While the first day of fall is marked on the calendar as Friday, Sept. 22, for meteorologists across the world it’s already been the fall season for the past three weeks. There are two types of seasonal cycles, astronomical and meteorological.
The astronomical cycle is what is marked on the calendar, where each season begins on the solstices and equinoxes, which all depends on the Earth’s orbit around the sun. The summer and winter solstices being when the sun is directly over the poles. The spring and fall equinoxes being when the sun is directly over the equator.
The meteorological cycle is based on climate and temperatures, where each season is broken into three-month periods. Winter is considered the coldest three-month period, summer the warmest, and fall and spring the transition periods. Each period starts at the top of the month, spring on March 1, summer on June 1, fall on Sept. 1 and winter on Dec. 1.

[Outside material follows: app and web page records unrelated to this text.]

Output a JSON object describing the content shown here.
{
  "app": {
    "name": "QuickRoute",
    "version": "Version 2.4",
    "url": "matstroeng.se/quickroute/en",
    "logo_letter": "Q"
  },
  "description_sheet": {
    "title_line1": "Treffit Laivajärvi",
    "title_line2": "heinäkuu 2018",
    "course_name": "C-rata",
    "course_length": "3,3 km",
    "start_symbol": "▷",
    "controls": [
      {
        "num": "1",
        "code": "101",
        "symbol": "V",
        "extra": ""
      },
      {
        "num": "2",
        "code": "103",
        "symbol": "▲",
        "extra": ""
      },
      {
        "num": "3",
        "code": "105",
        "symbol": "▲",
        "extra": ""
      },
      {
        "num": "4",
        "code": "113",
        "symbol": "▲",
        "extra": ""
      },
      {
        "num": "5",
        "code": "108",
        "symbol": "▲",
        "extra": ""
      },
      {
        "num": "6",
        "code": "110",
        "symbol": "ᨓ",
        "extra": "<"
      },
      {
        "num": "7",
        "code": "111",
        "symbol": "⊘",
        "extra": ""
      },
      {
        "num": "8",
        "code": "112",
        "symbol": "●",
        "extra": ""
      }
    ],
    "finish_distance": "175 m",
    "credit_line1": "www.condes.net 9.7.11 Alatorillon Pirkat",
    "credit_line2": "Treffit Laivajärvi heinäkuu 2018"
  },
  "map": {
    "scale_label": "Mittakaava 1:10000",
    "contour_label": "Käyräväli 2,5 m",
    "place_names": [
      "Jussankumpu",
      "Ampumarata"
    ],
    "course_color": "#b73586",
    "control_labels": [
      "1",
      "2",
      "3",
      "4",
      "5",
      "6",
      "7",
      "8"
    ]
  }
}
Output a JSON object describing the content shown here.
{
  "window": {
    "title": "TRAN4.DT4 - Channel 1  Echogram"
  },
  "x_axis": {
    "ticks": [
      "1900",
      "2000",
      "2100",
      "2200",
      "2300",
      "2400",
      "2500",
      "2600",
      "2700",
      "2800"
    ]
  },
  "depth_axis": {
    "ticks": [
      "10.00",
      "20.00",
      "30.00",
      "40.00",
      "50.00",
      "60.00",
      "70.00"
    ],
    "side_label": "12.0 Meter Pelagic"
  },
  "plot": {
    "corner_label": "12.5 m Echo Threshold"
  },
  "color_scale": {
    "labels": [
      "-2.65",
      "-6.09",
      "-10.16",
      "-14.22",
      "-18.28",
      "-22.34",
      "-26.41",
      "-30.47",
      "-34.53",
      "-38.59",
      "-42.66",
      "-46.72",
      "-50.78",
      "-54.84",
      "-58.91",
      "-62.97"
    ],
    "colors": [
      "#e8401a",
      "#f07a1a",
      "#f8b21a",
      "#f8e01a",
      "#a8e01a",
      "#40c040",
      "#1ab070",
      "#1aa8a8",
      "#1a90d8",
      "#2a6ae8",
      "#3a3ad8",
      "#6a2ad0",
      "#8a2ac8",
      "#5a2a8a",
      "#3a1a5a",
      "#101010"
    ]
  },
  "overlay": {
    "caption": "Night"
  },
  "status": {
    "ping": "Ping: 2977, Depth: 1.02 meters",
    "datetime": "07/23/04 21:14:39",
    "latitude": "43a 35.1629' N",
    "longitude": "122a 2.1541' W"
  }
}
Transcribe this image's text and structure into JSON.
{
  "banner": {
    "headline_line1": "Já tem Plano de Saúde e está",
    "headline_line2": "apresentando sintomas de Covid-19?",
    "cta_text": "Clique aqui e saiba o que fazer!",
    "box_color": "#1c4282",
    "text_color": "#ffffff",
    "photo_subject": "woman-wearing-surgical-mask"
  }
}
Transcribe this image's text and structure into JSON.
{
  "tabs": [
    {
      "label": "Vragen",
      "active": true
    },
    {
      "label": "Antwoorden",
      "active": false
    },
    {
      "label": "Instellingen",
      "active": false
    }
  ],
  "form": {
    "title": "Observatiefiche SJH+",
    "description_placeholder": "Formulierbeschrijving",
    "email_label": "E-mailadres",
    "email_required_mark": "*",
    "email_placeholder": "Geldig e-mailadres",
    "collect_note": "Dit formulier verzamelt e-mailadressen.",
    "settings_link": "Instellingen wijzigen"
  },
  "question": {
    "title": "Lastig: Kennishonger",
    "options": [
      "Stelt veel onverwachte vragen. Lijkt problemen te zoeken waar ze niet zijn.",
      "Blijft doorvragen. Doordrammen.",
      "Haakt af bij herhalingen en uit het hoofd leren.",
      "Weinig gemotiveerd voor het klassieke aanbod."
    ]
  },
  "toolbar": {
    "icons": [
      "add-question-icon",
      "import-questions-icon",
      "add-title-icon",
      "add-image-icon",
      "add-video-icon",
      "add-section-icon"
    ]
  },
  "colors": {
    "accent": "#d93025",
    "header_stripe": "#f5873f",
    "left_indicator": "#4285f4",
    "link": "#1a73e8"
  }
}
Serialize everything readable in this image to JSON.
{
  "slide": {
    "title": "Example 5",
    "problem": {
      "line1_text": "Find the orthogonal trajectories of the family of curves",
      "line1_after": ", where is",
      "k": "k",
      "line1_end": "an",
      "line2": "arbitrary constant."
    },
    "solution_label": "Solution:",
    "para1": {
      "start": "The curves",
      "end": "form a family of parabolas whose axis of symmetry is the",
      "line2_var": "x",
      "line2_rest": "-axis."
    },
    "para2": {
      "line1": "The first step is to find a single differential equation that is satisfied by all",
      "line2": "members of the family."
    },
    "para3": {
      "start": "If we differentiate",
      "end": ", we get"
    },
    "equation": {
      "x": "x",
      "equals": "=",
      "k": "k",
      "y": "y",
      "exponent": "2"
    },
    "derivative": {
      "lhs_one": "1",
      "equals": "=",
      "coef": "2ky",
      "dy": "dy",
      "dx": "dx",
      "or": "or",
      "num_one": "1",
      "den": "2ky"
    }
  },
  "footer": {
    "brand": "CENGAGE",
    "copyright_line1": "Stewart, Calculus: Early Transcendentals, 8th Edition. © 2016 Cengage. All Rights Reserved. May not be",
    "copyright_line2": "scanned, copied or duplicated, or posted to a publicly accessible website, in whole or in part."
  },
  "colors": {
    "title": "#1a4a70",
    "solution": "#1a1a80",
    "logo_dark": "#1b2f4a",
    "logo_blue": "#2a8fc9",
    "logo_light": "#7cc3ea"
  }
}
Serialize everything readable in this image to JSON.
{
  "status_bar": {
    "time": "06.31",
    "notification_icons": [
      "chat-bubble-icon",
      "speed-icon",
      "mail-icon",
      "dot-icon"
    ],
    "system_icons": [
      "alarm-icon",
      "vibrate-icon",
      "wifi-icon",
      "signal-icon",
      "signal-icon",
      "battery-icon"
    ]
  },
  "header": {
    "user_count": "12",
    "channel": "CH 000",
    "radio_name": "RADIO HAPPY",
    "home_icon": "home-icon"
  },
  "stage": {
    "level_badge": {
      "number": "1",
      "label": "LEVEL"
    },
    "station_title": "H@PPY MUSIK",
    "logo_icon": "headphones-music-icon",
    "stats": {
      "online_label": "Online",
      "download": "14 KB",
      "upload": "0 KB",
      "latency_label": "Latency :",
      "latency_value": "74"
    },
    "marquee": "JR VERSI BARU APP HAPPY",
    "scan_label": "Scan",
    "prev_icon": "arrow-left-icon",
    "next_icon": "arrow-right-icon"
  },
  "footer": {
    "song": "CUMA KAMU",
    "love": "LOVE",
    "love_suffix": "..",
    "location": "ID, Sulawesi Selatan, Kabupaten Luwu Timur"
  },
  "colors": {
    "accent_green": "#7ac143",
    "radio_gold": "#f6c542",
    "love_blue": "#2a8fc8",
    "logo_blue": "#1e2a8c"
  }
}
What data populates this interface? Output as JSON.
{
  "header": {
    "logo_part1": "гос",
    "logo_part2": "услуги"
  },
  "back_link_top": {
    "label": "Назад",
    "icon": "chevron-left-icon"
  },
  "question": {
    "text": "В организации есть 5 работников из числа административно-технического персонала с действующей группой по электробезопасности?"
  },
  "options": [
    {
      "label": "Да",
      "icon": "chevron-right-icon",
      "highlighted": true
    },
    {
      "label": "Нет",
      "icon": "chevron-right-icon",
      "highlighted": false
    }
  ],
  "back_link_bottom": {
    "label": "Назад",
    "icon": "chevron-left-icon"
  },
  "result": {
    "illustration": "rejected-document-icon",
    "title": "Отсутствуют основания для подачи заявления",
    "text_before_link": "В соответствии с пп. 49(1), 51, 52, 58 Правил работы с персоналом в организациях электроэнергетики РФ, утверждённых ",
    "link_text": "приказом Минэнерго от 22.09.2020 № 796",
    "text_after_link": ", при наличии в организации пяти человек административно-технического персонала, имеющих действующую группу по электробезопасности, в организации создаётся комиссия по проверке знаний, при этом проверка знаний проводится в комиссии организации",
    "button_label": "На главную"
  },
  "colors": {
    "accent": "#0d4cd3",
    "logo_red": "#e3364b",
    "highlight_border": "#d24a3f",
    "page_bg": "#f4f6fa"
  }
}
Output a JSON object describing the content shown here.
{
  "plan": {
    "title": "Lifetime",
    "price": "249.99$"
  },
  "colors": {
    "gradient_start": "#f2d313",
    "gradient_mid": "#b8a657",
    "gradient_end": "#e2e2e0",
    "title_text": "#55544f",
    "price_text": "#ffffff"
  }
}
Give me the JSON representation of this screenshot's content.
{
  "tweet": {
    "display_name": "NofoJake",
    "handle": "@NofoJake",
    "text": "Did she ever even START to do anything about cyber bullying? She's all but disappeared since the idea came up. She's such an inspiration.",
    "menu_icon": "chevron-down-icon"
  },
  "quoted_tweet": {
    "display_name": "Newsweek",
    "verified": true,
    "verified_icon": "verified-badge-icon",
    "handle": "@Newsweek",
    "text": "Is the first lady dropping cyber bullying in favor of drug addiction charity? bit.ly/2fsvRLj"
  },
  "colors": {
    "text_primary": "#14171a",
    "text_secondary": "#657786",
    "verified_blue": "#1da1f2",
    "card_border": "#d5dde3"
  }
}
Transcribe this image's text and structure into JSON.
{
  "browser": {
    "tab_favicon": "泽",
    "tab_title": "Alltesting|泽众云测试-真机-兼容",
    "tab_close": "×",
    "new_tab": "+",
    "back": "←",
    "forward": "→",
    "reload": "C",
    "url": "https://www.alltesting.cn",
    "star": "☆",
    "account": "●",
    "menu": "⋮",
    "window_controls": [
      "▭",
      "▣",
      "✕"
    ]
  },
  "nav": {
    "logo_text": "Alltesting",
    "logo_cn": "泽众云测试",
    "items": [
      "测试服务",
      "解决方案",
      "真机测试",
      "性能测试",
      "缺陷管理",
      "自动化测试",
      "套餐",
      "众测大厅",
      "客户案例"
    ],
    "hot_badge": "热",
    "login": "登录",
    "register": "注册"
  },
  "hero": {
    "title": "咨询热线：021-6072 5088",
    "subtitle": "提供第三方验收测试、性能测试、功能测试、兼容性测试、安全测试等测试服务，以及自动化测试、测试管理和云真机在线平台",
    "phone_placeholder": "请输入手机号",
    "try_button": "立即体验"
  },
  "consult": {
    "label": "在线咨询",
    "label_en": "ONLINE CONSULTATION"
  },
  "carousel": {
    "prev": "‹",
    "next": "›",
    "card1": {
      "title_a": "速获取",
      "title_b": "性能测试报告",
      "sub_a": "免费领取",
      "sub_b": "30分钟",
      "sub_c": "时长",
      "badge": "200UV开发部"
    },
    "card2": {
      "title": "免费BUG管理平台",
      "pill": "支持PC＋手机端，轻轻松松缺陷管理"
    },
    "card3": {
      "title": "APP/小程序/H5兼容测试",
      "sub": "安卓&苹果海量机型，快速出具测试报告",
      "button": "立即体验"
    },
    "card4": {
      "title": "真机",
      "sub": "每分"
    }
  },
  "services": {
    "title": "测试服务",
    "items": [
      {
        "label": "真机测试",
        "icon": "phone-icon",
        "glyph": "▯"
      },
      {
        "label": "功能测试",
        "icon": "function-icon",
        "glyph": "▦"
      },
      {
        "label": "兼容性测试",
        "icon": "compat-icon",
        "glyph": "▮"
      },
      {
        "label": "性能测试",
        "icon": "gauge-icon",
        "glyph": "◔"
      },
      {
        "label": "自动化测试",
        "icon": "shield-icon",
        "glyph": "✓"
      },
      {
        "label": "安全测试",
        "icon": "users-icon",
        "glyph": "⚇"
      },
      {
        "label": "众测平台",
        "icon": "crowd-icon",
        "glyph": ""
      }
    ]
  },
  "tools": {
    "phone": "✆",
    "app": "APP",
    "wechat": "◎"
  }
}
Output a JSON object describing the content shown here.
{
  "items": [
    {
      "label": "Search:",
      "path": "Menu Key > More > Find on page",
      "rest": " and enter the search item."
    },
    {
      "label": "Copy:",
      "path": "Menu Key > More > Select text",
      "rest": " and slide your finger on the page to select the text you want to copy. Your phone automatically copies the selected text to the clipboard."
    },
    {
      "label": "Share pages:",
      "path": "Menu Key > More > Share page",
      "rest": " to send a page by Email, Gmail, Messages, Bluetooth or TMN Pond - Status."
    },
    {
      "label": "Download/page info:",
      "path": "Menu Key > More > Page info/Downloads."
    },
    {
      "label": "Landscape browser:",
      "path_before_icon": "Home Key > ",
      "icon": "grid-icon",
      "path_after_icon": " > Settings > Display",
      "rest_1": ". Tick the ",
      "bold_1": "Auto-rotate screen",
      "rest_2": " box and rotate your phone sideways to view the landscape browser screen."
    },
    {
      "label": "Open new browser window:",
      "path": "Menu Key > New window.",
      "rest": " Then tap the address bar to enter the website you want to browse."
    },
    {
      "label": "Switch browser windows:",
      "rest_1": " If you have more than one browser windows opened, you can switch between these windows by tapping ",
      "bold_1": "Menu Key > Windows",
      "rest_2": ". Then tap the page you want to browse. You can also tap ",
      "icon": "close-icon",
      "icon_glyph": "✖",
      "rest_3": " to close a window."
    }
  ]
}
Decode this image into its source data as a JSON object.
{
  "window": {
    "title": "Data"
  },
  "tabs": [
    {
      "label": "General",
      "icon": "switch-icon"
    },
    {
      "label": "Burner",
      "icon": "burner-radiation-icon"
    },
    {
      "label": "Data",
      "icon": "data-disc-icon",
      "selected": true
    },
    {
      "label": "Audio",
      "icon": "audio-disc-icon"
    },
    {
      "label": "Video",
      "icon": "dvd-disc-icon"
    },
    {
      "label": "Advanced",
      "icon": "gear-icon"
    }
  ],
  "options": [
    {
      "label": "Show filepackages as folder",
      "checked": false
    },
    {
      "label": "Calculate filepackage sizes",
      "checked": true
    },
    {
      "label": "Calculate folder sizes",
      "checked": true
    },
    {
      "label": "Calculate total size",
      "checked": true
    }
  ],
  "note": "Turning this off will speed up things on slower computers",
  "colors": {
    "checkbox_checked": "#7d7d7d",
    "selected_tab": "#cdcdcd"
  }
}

But why not just use one seasonal cycle?
As stated above, the astronomical cycle is based on the Earth’s orbit around the sun. Since its orbit is not exactly 365 days, but 365.24 days, the solstices and equinoxes are offset every few years. So to make it easier to keep consistent weather and climatological data, the meteorological seasonal cycle was born!